» **Description of the task**
When you write out the entries, keep every line exactly as it appears.
::::
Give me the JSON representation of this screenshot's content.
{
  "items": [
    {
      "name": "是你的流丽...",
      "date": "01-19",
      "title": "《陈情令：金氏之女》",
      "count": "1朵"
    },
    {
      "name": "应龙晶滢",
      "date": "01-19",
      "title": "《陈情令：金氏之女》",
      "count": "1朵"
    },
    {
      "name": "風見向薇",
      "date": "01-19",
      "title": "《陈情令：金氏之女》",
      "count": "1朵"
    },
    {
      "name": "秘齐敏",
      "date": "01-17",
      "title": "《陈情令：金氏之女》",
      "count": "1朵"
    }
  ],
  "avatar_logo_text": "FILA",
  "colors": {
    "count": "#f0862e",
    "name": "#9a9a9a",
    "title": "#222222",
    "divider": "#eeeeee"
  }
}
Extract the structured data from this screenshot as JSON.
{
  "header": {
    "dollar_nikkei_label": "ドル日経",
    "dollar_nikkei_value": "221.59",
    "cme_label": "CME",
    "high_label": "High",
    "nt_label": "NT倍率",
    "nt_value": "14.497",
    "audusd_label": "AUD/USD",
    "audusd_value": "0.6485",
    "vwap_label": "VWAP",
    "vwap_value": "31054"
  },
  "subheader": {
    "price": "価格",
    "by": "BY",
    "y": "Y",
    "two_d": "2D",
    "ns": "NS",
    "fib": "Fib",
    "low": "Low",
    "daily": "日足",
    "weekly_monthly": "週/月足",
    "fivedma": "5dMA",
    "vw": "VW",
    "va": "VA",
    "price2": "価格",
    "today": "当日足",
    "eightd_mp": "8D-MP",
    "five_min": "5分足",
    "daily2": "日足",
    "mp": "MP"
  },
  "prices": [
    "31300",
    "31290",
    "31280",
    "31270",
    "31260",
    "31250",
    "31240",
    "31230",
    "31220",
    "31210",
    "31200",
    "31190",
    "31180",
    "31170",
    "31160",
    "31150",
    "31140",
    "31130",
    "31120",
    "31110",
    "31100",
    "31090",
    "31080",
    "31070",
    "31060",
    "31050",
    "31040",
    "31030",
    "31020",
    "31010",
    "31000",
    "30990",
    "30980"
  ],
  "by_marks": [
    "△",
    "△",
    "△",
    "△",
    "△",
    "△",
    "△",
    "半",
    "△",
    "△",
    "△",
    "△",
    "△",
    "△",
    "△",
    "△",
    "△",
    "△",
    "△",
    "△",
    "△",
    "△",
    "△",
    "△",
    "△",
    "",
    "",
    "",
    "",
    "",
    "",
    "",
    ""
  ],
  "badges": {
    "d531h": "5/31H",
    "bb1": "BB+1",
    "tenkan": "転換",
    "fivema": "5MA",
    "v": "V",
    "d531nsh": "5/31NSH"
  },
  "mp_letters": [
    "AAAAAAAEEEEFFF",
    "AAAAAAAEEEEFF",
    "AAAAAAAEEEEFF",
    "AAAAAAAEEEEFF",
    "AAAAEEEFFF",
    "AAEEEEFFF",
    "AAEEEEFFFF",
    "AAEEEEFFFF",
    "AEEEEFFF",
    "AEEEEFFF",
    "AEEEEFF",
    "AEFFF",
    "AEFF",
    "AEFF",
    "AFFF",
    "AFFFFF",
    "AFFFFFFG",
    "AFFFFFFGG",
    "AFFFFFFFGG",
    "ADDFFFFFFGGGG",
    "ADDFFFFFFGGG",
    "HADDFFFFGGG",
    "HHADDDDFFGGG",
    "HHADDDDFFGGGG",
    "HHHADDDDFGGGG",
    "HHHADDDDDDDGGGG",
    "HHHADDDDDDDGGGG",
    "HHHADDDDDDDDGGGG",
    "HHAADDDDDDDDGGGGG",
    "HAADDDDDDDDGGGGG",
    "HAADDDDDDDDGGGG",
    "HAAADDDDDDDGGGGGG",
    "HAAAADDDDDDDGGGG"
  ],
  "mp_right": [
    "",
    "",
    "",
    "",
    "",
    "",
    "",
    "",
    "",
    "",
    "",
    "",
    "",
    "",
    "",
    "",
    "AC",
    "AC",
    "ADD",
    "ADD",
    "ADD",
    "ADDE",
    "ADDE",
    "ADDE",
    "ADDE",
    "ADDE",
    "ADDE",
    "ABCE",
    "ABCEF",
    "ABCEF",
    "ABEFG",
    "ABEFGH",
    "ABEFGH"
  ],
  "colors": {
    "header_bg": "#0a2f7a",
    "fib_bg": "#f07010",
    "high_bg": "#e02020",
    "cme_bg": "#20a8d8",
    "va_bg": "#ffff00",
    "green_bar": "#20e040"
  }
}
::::
» **Task result**
Give me the JSON representation of this screenshot's content.
{
  "items": [
    {
      "name": "是你的流丽...",
      "date": "01-19",
      "title": "《陈情令：金氏之女》",
      "count": "1朵"
    },
    {
      "name": "应龙晶滢",
      "date": "01-19",
      "title": "《陈情令：金氏之女》",
      "count": "1朵"
    },
    {
      "name": "風見向薇",
      "date": "01-19",
      "title": "《陈情令：金氏之女》",
      "count": "1朵"
    },
    {
      "name": "秘齐敏",
      "date": "01-17",
      "title": "《陈情令：金氏之女》",
      "count": "1朵"
    }
  ],
  "avatar_logo_text": "FILA",
  "colors": {
    "count": "#f0862e",
    "name": "#9a9a9a",
    "title": "#222222",
    "divider": "#eeeeee"
  }
}
Extract the structured data from this screenshot as JSON.
{
  "header": {
    "dollar_nikkei_label": "ドル日経",
    "dollar_nikkei_value": "221.59",
    "cme_label": "CME",
    "high_label": "High",
    "nt_label": "NT倍率",
    "nt_value": "14.497",
    "audusd_label": "AUD/USD",
    "audusd_value": "0.6485",
    "vwap_label": "VWAP",
    "vwap_value": "31054"
  },
  "subheader": {
    "price": "価格",
    "by": "BY",
    "y": "Y",
    "two_d": "2D",
    "ns": "NS",
    "fib": "Fib",
    "low": "Low",
    "daily": "日足",
    "weekly_monthly": "週/月足",
    "fivedma": "5dMA",
    "vw": "VW",
    "va": "VA",
    "price2": "価格",
    "today": "当日足",
    "eightd_mp": "8D-MP",
    "five_min": "5分足",
    "daily2": "日足",
    "mp": "MP"
  },
  "prices": [
    "31300",
    "31290",
    "31280",
    "31270",
    "31260",
    "31250",
    "31240",
    "31230",
    "31220",
    "31210",
    "31200",
    "31190",
    "31180",
    "31170",
    "31160",
    "31150",
    "31140",
    "31130",
    "31120",
    "31110",
    "31100",
    "31090",
    "31080",
    "31070",
    "31060",
    "31050",
    "31040",
    "31030",
    "31020",
    "31010",
    "31000",
    "30990",
    "30980"
  ],
  "by_marks": [
    "△",
    "△",
    "△",
    "△",
    "△",
    "△",
    "△",
    "半",
    "△",
    "△",
    "△",
    "△",
    "△",
    "△",
    "△",
    "△",
    "△",
    "△",
    "△",
    "△",
    "△",
    "△",
    "△",
    "△",
    "△",
    "",
    "",
    "",
    "",
    "",
    "",
    "",
    ""
  ],
  "badges": {
    "d531h": "5/31H",
    "bb1": "BB+1",
    "tenkan": "転換",
    "fivema": "5MA",
    "v": "V",
    "d531nsh": "5/31NSH"
  },
  "mp_letters": [
    "AAAAAAAEEEEFFF",
    "AAAAAAAEEEEFF",
    "AAAAAAAEEEEFF",
    "AAAAAAAEEEEFF",
    "AAAAEEEFFF",
    "AAEEEEFFF",
    "AAEEEEFFFF",
    "AAEEEEFFFF",
    "AEEEEFFF",
    "AEEEEFFF",
    "AEEEEFF",
    "AEFFF",
    "AEFF",
    "AEFF",
    "AFFF",
    "AFFFFF",
    "AFFFFFFG",
    "AFFFFFFGG",
    "AFFFFFFFGG",
    "ADDFFFFFFGGGG",
    "ADDFFFFFFGGG",
    "HADDFFFFGGG",
    "HHADDDDFFGGG",
    "HHADDDDFFGGGG",
    "HHHADDDDFGGGG",
    "HHHADDDDDDDGGGG",
    "HHHADDDDDDDGGGG",
    "HHHADDDDDDDDGGGG",
    "HHAADDDDDDDDGGGGG",
    "HAADDDDDDDDGGGGG",
    "HAADDDDDDDDGGGG",
    "HAAADDDDDDDGGGGGG",
    "HAAAADDDDDDDGGGG"
  ],
  "mp_right": [
    "",
    "",
    "",
    "",
    "",
    "",
    "",
    "",
    "",
    "",
    "",
    "",
    "",
    "",
    "",
    "",
    "AC",
    "AC",
    "ADD",
    "ADD",
    "ADD",
    "ADDE",
    "ADDE",
    "ADDE",
    "ADDE",
    "ADDE",
    "ADDE",
    "ABCE",
    "ABCEF",
    "ABCEF",
    "ABEFG",
    "ABEFGH",
    "ABEFGH"
  ],
  "colors": {
    "header_bg": "#0a2f7a",
    "fib_bg": "#f07010",
    "high_bg": "#e02020",
    "cme_bg": "#20a8d8",
    "va_bg": "#ffff00",
    "green_bar": "#20e040"
  }
}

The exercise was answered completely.